U.S. Rifle, Cal. 30 1903A3 Springfield (Remington)
Adopted in 1903 to replace the 30-40 Krag and utilize the newly adopted Government .30-06 cartridge, the Springfield bolt-action service rifle has proven to be one of the classic military rifle designs of the 20th century. Though borrowed heavily from the 1898 Mauser design, the Springfield incorporated a number of unique improvements and modifications which allowed it to serve in U.S. Military service for most of the 20th century, seeing heavy service in World War 1, the inter-war period of the '20's and '30's, World War 2, and limited use in subsequent actions such as Korea and Vietnam. It proved to be a very hearty and accurate rifle, which played a large part in its long use. After other weapons such as the M-1, the M-14, and the M-16 had long since replaced the Springfield in front-line infantry units, the M1903 continued to soldier on in a variety of specialty roles such as being used as a sniper rifle, an anti-mine rifle, and as late as the 1980's, as a sub-caliber tank training aid.
It is a fine rifle, and continues to soldier on today at countless rifle ranges, hunting expeditions, and arms collections.
1903A3, Manufactured by Remington, 1943
One day I walked into a local gun store, just to check out the wares, as I had not been in there in months. While oogling the various firearms, a guy walks in with an arm load of rifles wrapped in towels and blankets. He tells the proprietor that his father had just past on, and that nobody in his family wanted any of Dad's old guns. He peeled the blanket off of the first one and exposed an old pump shotgun in very poor condition. Next he pulled out a British SMLE .303. This perked my interest a little bit, until I realized that it had been nickel plated at some point. Ew! Next came a Ruger M77 of some caliber.
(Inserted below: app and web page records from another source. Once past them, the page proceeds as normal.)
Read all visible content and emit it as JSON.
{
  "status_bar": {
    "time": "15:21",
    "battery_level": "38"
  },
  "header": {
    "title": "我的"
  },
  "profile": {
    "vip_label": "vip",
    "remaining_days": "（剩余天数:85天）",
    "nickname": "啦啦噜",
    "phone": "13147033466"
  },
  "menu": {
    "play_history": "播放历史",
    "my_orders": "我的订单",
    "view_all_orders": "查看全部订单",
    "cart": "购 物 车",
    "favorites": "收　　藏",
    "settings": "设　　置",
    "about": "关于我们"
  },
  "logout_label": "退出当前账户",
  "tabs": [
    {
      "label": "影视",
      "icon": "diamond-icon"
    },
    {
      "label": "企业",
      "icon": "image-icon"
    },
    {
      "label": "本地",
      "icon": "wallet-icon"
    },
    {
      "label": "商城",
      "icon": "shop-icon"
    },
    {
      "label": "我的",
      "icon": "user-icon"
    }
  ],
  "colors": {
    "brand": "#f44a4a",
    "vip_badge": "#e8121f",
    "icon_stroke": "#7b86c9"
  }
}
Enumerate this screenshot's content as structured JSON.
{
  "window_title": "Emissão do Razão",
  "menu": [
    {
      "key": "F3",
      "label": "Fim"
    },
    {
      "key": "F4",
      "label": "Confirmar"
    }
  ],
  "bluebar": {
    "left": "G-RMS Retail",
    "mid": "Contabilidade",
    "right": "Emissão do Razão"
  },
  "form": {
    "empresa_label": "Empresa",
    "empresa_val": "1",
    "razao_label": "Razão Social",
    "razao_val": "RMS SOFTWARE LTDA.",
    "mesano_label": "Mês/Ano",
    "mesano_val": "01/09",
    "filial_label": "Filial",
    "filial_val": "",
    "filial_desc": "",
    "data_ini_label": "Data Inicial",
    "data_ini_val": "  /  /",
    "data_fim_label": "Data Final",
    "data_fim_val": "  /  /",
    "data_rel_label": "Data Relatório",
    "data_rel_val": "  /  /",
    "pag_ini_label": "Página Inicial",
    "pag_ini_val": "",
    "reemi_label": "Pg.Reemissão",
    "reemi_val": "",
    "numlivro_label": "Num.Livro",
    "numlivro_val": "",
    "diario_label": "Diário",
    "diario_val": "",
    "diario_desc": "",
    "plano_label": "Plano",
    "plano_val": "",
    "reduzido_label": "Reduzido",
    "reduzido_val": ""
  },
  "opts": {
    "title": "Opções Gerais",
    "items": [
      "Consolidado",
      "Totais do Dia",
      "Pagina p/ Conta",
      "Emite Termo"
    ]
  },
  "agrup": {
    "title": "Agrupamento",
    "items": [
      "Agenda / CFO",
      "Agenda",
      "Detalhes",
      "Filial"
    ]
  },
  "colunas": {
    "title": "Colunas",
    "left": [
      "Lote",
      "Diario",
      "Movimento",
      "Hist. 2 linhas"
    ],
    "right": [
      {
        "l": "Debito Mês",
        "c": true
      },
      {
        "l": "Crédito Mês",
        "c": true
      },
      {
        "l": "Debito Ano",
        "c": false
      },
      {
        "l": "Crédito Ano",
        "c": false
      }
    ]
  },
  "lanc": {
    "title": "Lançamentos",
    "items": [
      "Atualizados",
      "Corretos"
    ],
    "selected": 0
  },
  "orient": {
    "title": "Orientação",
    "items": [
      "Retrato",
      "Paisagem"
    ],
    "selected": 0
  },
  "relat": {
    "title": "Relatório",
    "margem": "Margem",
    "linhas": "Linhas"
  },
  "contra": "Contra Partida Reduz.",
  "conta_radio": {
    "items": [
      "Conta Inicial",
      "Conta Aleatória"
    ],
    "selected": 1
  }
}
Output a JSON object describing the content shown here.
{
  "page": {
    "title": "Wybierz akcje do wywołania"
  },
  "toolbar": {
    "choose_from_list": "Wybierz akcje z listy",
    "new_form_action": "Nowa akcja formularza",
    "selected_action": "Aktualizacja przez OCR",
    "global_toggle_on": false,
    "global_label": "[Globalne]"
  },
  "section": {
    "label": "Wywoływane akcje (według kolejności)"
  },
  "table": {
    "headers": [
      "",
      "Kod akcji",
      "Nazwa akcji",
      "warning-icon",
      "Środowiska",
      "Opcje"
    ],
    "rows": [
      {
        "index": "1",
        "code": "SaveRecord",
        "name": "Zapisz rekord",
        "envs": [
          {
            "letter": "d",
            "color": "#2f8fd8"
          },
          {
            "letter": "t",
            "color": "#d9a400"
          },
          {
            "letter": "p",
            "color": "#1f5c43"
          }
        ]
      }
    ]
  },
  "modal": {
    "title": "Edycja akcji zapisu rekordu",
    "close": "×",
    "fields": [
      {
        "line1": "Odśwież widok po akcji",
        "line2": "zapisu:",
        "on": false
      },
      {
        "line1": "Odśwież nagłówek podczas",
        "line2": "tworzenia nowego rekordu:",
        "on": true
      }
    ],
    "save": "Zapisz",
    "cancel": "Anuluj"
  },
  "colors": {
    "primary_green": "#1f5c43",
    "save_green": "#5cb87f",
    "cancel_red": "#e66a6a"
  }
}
I had paused in my oogling to see what treasures this guy had brought in, but by now boredom was setting in, and I was about to go back to gazing at the pistols under glass, when...
...out came this!
Let me further explain that this incident occurred right at the height of my 1903 Springfield fascination.
When he peeled back the blanket and exposed that rich walnut, my jaw dropped. Iron and wood! Ohhhhh!
The gun store owner cast a discerning eye over the cache. He commented on the Enfield's nickel job, and the poor shape of the shotgun. He said he could probably make a little on the Ruger, as hunting season was coming. When he got to the 1903, he said some of these were a little collectable, if you could find the guys that collected them...but this was one wasn't particularly rare...Then he said said he'd give the guy $350 for the whole lot. The young man jumped at the offer, and was paid off and out the door in moments, trading his late fathers prized rifles for a pittance of what they were worth. I couldn't hold back my impatience, and vaulted over to the shop owner, and eagerly...too eagerly asked what he would sell the 1903 for. He looked at it, turned to me and said "$325, and not a penny less."
"Sold", I stammered and raced out the door for the cash machine. It was the longest ten minute trip in my life. I was sure he would have sold it out from under me in the interim, or at least second guessed his price. But nope, he was a man of his word, and now it's MINE!
This rifle is as pristine as they come these days, especially for $325 and with no form of import marks. The receiver and barrel dates match, as do all the manufacturers marks I can find, but it does have the large collection of arsenal refinishing stamps located just in front of the magazine plate indicating it has been overhauled at least once. No matter, it's in superb shape, and I am very fond of it.
I have no doubt I could sell it tomorrow for twice what I paid for it, if not three times. No, it's not for sale.